 x Analytical Ctr.diff Rel err Fwd.diff Rel err 0.0 0.26580 0.26665 0.00320 0.26613 0.00124 0.1 0.27114 0.27199 0.00314 0.27156 0.00158 0.2 0.28735 0.28820 0.00295 0.28786 0.00176 0.3 0.31510 0.31594 0.00267 0.31567 0.00180 0.4 0.35549 0.35632 0.00232 0.35610 0.00171 0.5 0.41015 0.41095 0.00194 0.41078 0.00153 0.6 0.48128 0.48202 0.00154 0.48189 0.00128 0.7 0.57171 0.57237 0.00114 0.57228 0.00098 0.8 0.68510 0.68561 0.00075 0.68555 0.00067 0.9 0.82597 0.82628 0.00037 0.82625 0.00034 1.0 1.00000 1.00000 0.00000 1.00000 0.00000

We observe that the two versions for zero-gradient boundary condition yields approximately the same result except close to $$x=0$$, where the forward difference is somewhat better. In section (6.3.1 Neumann boundary conditions) we will take a closer look at the accuracy of gradient boundary conditions.

Mixed boundary conditions.

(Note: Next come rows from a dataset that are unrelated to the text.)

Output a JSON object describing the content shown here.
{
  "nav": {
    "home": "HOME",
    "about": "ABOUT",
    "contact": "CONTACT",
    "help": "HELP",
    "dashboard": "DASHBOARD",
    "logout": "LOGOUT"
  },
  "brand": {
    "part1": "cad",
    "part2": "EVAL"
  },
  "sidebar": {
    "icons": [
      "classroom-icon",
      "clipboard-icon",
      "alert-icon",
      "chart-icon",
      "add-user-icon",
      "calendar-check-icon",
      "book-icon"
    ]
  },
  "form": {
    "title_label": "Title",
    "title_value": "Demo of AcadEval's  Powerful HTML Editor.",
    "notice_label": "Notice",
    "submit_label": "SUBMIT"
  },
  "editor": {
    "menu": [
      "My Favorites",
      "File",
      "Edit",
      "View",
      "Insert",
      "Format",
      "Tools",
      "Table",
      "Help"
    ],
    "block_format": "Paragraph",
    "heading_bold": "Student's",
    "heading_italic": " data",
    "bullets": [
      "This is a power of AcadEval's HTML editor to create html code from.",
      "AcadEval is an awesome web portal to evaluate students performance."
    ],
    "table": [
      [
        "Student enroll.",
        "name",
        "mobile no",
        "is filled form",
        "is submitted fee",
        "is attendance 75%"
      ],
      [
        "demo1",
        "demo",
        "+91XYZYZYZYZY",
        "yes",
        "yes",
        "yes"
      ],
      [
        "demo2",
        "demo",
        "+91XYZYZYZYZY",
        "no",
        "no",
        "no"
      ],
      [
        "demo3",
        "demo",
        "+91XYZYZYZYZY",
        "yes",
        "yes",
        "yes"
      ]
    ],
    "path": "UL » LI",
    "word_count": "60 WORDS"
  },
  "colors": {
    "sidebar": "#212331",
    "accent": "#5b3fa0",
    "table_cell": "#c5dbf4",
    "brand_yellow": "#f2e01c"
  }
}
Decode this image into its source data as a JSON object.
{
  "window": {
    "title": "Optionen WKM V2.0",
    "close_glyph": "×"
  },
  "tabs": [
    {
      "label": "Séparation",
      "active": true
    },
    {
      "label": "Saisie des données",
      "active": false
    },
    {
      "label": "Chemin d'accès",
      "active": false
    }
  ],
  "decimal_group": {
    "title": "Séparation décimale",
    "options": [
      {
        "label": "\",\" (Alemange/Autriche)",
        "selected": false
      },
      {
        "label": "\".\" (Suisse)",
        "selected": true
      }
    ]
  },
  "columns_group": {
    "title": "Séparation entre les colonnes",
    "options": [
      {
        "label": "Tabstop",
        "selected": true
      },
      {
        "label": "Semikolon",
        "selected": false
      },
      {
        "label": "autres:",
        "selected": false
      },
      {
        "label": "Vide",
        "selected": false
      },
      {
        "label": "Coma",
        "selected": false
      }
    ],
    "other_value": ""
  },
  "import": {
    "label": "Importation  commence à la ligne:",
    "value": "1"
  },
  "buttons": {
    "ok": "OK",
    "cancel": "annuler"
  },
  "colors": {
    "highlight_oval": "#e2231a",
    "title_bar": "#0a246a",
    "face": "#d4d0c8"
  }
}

Version 3

Rather than the enumeration in Figure (55), we may use the enumeration in Fig. (54) with $$x_i = i\;h \ , \ i=0,1,...,N+1$$ where $$h=\frac{1}{N+1}$$ such that we must take $$i=1$$ in (4.55) to get: $$\begin{equation*} \theta_0 - (2+ \beta^2h^2) \;\theta_1 + \theta_2 = 0 \end{equation*}$$

The boundary condition in (4.65) the becomes: $$\begin{equation*} \frac{d\theta}{dx}\bigg|_0 = \frac{-3\theta_0 + 4 \theta_1 - \theta_2}{2h}=0 \end{equation*}$$

from which an elimination equation for $$\theta_0$$ may be obtained: $$$$\theta_0 = 4(\theta_1 - \theta_2)/3 \tag{4.73}$$$$ Consequently, equation (4.73) may be used to eliminate $$\theta_0$$ from the first difference equation: $$$$\tag{4.74} -(2 + 3\beta^2h^2) \;\theta_1 + 2\theta_2 = 0$$$$

With approach $$\theta_0$$ is not solved with the equation system, but retrieved subsequently from equation (4.73).